The most common sign-off question to “experts” today is “which states should we be watching on Election Night?” The answer is usually “Pennsylvania” or “Ohio” or “Indiana.”


If Obama is going to win, he is going to need to do between 3 and 4 percentage points better than Bush did nationwide in 2004. Because there is a strong national tide in any presidential election that hits all states, we can figure out how the night is likely to go without focusing solely on the so-called battleground states.

For the Nervous Nellies among us (myself included), we likely will be able to see what kind of night it is going to be by examining election returns in the earliest states to close their polls, regardless of “toss-up” status. For my money, the two states to look at are Georgia and Kentucky. Virginia might be added, if you want to include a battleground state.

Why Georgia and Kentucky?
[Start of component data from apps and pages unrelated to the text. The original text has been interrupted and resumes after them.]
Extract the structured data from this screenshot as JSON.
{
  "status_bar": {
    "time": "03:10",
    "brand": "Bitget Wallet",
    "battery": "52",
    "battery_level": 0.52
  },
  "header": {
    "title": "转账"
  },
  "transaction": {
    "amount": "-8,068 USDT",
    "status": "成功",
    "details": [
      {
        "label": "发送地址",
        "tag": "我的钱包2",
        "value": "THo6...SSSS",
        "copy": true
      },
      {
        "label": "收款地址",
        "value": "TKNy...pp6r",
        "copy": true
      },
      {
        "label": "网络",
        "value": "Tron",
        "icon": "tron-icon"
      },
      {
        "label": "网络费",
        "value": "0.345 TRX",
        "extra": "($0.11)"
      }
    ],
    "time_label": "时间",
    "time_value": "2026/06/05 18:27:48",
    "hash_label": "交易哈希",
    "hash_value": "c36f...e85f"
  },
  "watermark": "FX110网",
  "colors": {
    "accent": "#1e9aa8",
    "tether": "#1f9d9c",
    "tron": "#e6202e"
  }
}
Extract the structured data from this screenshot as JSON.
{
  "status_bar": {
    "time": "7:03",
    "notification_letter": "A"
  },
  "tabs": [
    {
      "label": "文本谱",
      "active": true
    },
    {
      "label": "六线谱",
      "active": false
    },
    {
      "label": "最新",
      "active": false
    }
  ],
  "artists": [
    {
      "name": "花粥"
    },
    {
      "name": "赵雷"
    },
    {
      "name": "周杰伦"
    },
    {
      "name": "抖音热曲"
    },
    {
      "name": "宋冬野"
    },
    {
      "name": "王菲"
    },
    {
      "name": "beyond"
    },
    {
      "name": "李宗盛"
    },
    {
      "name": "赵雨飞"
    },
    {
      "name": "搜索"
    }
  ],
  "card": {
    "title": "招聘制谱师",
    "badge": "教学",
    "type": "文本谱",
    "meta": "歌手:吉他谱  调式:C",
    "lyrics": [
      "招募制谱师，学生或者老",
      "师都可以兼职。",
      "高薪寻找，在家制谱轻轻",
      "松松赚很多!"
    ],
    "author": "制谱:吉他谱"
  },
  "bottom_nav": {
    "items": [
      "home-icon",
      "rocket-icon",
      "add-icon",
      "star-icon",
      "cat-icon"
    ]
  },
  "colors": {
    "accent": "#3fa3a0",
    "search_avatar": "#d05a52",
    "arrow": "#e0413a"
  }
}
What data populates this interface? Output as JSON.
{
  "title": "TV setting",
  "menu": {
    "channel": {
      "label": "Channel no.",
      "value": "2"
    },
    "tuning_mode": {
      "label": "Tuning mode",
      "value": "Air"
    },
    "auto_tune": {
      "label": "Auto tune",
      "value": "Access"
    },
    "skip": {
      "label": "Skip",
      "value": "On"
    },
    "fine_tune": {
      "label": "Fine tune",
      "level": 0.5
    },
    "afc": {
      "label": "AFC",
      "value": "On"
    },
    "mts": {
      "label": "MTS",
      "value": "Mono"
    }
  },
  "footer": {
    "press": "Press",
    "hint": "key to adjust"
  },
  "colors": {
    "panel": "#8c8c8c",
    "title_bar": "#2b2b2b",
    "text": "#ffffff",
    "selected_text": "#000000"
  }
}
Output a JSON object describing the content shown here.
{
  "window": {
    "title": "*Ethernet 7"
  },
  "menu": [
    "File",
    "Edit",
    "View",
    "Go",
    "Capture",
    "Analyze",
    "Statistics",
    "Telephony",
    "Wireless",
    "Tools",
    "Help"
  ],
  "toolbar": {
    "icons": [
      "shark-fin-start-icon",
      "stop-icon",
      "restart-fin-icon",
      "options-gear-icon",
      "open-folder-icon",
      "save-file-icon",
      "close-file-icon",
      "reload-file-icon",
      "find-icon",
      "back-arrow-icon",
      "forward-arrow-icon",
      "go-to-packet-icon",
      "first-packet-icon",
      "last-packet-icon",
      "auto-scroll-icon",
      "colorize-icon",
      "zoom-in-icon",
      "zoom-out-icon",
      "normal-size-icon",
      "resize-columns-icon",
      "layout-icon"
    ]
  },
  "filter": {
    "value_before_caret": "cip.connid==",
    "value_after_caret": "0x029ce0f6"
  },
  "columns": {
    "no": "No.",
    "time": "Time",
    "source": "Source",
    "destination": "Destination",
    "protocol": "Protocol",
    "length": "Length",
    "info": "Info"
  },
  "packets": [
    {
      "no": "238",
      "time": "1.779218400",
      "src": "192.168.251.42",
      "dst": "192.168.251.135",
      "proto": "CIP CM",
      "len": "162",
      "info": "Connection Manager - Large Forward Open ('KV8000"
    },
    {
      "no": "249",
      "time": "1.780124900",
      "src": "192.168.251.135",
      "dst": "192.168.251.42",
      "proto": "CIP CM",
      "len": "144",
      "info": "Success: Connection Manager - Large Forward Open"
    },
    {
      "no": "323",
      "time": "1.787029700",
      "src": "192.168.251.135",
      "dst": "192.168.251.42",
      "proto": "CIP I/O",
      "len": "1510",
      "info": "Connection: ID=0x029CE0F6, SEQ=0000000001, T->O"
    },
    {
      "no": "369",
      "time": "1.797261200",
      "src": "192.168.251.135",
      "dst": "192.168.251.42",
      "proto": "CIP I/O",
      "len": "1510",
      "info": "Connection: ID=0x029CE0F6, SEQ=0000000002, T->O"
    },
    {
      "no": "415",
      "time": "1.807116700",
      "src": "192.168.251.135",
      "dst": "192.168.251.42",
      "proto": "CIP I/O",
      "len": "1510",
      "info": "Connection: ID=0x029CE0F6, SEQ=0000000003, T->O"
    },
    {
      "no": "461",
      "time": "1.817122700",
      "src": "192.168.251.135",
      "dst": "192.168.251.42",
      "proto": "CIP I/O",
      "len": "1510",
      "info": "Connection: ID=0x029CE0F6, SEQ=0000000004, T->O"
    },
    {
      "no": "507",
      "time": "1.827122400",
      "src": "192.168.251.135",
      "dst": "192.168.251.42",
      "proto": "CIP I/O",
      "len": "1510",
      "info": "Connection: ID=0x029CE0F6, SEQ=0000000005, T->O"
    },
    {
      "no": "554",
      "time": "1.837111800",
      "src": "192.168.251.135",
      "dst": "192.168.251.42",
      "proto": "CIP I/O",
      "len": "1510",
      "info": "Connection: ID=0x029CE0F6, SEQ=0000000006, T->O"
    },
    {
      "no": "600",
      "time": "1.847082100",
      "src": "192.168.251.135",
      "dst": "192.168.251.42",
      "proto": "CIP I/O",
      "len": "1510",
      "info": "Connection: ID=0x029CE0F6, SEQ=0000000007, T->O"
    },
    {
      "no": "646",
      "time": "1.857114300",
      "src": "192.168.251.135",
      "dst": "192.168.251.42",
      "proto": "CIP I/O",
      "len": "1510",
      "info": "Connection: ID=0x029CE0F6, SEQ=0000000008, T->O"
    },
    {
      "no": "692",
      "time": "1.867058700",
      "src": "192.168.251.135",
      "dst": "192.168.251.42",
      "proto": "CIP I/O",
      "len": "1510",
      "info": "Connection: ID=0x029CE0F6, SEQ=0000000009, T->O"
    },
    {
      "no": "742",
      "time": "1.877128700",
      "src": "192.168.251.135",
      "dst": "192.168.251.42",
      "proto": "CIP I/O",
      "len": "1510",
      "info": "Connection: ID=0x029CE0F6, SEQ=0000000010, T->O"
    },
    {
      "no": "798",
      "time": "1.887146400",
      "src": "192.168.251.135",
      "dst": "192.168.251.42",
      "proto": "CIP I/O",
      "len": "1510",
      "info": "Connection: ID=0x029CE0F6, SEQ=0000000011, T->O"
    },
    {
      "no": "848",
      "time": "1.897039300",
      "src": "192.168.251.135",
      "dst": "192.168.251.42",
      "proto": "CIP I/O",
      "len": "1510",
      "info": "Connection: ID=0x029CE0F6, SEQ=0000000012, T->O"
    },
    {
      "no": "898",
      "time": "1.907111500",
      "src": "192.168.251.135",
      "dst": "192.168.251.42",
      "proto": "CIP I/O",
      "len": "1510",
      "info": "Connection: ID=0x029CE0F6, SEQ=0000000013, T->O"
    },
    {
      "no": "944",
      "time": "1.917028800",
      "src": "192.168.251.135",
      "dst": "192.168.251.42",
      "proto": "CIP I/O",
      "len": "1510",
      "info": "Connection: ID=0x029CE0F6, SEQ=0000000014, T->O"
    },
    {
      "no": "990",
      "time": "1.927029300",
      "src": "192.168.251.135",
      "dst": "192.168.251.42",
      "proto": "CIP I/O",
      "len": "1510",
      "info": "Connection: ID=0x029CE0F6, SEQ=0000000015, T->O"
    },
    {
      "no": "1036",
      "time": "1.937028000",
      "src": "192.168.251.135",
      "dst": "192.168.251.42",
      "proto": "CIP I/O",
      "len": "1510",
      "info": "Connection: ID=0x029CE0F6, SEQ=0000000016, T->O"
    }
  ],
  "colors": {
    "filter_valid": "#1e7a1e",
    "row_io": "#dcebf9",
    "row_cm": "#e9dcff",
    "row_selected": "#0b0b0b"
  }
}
Both close their polls at 7pm. Both have a large number of counties (159 in GA and 120 in KY). Both have strong capacities for centralized election data reporting. Georgia is kinda close, so will behave a bit like a true “battleground state.” Kentucky is safe McCain, so will show a “pure” swing, less encumbered by local mobilization factors.

The number (and heterogeneity) of counties is important because returns will dribble in across the night. The cross-election partisan swing within a state will be even more uniform than the swing across states. Therefore, data from even a few counties will be informative in helping to predict how the whole state will go.

I particularly like Georgia in this regard, since it has a single voting technology statewide and because the SoS promises to e-mail me (and anyone else who asks) as the results come in. Kentucky is mostly DRE, but not entirely, and doesn’t have a single machine type statewide.

What about Virginia? It has some of the same characteristics as Kentucky and Georgia (closing time, lots of counties/independent cities), plus it’s right on the battle lines. My experience from watching election returns in past years has led me to believe that Virginia will be slow in reporting election returns, however. I could be wrong, and I will certainly be hitting my “refresh” button all night on my web browser. For now, however, I’m placing my bets on Georgia and Kentucky.